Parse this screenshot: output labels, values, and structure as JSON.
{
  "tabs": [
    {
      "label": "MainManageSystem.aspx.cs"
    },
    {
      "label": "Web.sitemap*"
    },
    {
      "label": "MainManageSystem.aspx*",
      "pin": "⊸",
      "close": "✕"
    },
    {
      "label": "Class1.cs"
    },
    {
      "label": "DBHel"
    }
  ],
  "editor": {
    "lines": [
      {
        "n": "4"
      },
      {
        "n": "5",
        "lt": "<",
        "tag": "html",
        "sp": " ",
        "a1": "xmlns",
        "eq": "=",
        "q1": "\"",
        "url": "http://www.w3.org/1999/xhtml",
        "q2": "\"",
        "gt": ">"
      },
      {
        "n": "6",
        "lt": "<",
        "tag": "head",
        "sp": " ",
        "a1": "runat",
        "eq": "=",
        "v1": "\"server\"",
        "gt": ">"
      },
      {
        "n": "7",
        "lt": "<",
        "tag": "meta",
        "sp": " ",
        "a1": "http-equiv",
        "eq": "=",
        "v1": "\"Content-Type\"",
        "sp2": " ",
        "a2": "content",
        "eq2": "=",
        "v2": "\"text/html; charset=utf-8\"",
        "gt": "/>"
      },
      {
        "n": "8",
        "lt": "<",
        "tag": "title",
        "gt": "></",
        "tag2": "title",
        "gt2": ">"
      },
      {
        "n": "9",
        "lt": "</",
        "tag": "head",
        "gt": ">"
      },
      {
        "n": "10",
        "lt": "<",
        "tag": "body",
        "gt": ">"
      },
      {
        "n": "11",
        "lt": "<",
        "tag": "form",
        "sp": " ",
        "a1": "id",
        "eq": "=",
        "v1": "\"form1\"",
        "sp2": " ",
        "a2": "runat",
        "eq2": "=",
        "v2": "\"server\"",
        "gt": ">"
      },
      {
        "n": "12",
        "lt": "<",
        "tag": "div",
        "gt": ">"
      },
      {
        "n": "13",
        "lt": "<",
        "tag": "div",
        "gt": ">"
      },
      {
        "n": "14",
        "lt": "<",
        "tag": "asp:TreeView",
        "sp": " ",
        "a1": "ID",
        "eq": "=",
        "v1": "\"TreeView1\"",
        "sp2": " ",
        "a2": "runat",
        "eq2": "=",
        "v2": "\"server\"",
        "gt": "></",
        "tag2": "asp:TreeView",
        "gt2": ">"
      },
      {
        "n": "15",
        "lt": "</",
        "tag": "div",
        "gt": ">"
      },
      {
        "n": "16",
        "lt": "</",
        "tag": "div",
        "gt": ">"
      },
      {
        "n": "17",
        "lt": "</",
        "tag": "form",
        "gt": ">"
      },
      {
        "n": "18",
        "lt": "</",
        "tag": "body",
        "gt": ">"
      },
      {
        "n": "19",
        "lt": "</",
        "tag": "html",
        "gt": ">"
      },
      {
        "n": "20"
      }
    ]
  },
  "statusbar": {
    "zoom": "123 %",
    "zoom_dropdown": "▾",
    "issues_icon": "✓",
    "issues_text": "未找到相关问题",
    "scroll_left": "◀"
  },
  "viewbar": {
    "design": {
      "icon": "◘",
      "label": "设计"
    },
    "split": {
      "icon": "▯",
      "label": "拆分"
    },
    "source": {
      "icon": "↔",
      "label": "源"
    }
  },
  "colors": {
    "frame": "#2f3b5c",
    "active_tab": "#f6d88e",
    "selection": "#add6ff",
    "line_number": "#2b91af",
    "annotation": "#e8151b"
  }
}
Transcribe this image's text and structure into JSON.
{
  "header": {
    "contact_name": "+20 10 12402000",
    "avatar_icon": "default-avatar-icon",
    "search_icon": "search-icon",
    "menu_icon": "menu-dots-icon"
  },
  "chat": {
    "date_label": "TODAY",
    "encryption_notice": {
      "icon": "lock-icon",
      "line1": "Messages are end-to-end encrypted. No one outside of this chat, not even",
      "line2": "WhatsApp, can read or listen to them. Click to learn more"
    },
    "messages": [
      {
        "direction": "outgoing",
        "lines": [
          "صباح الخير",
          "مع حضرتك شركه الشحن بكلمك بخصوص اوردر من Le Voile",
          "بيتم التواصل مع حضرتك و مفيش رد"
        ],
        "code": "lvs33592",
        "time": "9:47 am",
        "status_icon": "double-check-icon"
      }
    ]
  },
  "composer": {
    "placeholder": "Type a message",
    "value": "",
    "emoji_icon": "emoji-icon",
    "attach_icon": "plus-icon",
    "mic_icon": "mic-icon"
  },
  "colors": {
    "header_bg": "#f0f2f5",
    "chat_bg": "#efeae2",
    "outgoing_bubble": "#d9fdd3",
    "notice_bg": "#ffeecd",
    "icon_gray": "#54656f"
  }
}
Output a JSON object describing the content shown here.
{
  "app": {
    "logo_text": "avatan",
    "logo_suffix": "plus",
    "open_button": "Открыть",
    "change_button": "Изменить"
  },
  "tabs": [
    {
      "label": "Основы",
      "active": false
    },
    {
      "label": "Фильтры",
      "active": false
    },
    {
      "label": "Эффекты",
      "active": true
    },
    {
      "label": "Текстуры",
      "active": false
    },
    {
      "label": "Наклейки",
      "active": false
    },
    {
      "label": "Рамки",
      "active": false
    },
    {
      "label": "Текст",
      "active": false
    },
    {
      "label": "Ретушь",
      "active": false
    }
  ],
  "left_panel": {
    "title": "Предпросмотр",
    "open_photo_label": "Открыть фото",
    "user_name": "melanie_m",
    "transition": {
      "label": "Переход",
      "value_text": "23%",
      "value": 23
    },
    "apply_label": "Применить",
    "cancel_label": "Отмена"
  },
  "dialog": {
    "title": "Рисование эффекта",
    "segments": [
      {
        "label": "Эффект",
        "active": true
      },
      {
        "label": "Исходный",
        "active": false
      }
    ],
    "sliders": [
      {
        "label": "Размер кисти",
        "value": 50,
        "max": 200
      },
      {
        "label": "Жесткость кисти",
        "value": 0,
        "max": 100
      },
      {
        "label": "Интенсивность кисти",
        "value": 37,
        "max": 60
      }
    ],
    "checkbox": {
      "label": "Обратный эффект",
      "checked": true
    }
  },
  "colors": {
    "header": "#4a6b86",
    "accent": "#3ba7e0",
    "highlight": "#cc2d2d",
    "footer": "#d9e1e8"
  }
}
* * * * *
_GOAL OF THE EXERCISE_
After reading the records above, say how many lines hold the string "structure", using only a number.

_SOLUTION FOR THIS PROBLEM_
2